Could you give the whole listing again, exactly as it reads?

▶ [Data listing]
*** Begin section ***

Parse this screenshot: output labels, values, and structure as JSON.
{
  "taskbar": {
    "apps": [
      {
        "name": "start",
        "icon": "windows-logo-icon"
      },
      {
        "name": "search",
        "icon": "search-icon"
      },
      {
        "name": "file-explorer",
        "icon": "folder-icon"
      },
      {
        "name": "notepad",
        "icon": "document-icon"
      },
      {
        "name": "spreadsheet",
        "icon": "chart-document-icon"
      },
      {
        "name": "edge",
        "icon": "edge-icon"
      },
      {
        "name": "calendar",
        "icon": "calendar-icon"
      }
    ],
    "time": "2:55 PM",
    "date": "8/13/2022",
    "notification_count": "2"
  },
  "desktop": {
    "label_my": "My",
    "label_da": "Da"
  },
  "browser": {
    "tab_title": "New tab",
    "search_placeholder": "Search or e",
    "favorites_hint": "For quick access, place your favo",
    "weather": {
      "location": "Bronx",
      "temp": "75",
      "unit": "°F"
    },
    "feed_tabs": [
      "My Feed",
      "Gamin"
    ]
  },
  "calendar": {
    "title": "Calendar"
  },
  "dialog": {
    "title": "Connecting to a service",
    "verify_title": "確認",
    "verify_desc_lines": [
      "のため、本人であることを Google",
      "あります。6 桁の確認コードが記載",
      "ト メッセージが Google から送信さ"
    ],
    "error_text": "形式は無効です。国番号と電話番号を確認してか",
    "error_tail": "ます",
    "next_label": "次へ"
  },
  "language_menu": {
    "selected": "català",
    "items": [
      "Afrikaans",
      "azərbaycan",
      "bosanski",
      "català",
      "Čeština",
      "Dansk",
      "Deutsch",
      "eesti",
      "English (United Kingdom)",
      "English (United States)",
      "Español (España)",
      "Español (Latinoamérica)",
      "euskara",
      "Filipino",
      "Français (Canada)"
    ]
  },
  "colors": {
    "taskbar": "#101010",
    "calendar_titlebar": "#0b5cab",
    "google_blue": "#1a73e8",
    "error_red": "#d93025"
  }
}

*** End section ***

▶ [Task answer]
Parse this screenshot: output labels, values, and structure as JSON.
{
  "taskbar": {
    "apps": [
      {
        "name": "start",
        "icon": "windows-logo-icon"
      },
      {
        "name": "search",
        "icon": "search-icon"
      },
      {
        "name": "file-explorer",
        "icon": "folder-icon"
      },
      {
        "name": "notepad",
        "icon": "document-icon"
      },
      {
        "name": "spreadsheet",
        "icon": "chart-document-icon"
      },
      {
        "name": "edge",
        "icon": "edge-icon"
      },
      {
        "name": "calendar",
        "icon": "calendar-icon"
      }
    ],
    "time": "2:55 PM",
    "date": "8/13/2022",
    "notification_count": "2"
  },
  "desktop": {
    "label_my": "My",
    "label_da": "Da"
  },
  "browser": {
    "tab_title": "New tab",
    "search_placeholder": "Search or e",
    "favorites_hint": "For quick access, place your favo",
    "weather": {
      "location": "Bronx",
      "temp": "75",
      "unit": "°F"
    },
    "feed_tabs": [
      "My Feed",
      "Gamin"
    ]
  },
  "calendar": {
    "title": "Calendar"
  },
  "dialog": {
    "title": "Connecting to a service",
    "verify_title": "確認",
    "verify_desc_lines": [
      "のため、本人であることを Google",
      "あります。6 桁の確認コードが記載",
      "ト メッセージが Google から送信さ"
    ],
    "error_text": "形式は無効です。国番号と電話番号を確認してか",
    "error_tail": "ます",
    "next_label": "次へ"
  },
  "language_menu": {
    "selected": "català",
    "items": [
      "Afrikaans",
      "azərbaycan",
      "bosanski",
      "català",
      "Čeština",
      "Dansk",
      "Deutsch",
      "eesti",
      "English (United Kingdom)",
      "English (United States)",
      "Español (España)",
      "Español (Latinoamérica)",
      "euskara",
      "Filipino",
      "Français (Canada)"
    ]
  },
  "colors": {
    "taskbar": "#101010",
    "calendar_titlebar": "#0b5cab",
    "google_blue": "#1a73e8",
    "error_red": "#d93025"
  }
}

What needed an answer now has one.